3D trigonometry is a branch of mathematics that uses principles from RightAngle Trigonometry and Pythagoras’ Theorem to solve problems involving threedimensional shapes.

It’s pivotal to know the basic 2D trigonometric ratios: sin θ = opposite/hypotenuse, cos θ = adjacent/hypotenuse, and tan θ = opposite/adjacent. These principles are equally applicable in 3D trigonometry.

In 3D problems, one must first identify the rightangled triangle involved.

Another necessary element to understand is the rightangled triangle’s sides: the opposite (perpendicular to the angle), the adjacent (next to the angle and the right angle), and the hypotenuse (the longest side opposite the right angle).

The threedimensional version of Pythagoras’ Theorem can be used to find the length of a line segment in a threedimensional space. If the segment has endpoints with coordinates (x1, y1, z1) and (x2, y2, z2), then the length of the segment is √[(x2 − x1)^2 + (y2 − y1)^2 + (z2 − z1)^2].

3D Trigonometry is commonly used to solve real life problems such as finding the angles between intersecting lines or planes, the height of a tall object from a certain distance and angle of elevation, or establishing the shortest distance between two points in 3D space.

It is important to practise 3D trigonometry problems. Visualizing the problem or using models can help with understanding.

Always check the results. If the angles do not add up to 180 degrees or if the sides do not satisfy Pythagoras’ theorem in a right angled triangle, then the answer is likely incorrect.

Past problem sets filled with 3D Trigonometryrelated questions will often help with grasping the principles better. Do ensure regular practise to solidify your understanding and improve speed during assessments.

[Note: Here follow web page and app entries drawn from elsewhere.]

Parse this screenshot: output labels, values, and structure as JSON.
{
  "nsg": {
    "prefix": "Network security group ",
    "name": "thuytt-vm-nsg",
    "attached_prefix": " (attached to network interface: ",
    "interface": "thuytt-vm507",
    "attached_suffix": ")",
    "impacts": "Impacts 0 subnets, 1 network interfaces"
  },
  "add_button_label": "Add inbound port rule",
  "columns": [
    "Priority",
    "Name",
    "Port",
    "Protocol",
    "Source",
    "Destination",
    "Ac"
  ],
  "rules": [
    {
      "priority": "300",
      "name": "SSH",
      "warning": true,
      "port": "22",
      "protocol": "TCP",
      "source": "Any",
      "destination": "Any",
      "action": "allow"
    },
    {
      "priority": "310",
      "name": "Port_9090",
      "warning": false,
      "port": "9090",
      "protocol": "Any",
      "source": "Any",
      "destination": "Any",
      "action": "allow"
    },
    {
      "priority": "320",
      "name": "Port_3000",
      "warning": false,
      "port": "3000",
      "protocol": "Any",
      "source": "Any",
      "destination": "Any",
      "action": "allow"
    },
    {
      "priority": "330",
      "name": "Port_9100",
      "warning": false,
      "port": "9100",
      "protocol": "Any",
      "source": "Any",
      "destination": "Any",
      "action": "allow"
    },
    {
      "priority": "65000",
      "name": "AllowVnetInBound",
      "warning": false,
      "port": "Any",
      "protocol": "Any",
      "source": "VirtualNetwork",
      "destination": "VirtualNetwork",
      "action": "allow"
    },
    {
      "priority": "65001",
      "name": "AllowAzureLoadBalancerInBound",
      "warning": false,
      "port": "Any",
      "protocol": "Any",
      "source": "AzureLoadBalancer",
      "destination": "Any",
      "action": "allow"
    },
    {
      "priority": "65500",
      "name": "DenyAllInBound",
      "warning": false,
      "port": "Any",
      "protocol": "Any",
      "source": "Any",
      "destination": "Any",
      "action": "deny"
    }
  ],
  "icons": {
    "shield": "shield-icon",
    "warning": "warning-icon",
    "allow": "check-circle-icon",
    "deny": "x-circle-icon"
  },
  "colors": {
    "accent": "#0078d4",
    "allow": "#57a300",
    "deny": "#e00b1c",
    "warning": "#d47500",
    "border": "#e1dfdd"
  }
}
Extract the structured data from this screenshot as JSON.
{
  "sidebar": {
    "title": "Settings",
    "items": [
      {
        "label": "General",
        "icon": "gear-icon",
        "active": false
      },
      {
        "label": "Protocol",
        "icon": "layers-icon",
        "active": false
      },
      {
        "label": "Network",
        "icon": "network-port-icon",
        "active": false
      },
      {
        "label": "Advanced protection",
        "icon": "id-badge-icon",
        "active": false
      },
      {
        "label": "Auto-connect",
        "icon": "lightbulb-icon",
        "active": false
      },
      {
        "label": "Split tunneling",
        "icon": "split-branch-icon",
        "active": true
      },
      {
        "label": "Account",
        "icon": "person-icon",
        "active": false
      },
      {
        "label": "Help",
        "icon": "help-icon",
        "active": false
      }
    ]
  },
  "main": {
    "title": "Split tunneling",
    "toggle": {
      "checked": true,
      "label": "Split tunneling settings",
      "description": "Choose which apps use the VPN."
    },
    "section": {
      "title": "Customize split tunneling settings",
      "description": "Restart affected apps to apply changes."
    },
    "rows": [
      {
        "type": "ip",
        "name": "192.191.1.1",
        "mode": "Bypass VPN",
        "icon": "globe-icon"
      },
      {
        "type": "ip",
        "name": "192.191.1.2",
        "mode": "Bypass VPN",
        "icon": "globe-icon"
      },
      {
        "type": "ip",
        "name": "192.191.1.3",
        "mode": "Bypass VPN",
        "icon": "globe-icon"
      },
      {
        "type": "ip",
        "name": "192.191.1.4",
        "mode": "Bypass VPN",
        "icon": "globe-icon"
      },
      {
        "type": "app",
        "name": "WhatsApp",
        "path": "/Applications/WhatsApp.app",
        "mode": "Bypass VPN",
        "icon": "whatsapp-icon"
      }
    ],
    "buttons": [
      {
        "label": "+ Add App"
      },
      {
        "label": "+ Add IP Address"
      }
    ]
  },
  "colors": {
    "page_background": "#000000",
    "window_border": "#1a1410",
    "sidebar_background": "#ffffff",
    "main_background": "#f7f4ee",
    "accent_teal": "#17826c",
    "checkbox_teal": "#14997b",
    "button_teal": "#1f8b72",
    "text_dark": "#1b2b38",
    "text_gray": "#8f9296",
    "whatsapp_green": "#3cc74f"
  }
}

3D Trigonometry is often tested in conjunction with other topics, such as geometry, algebra and problemsolving, so a solid grasp of these areas can also be beneficial.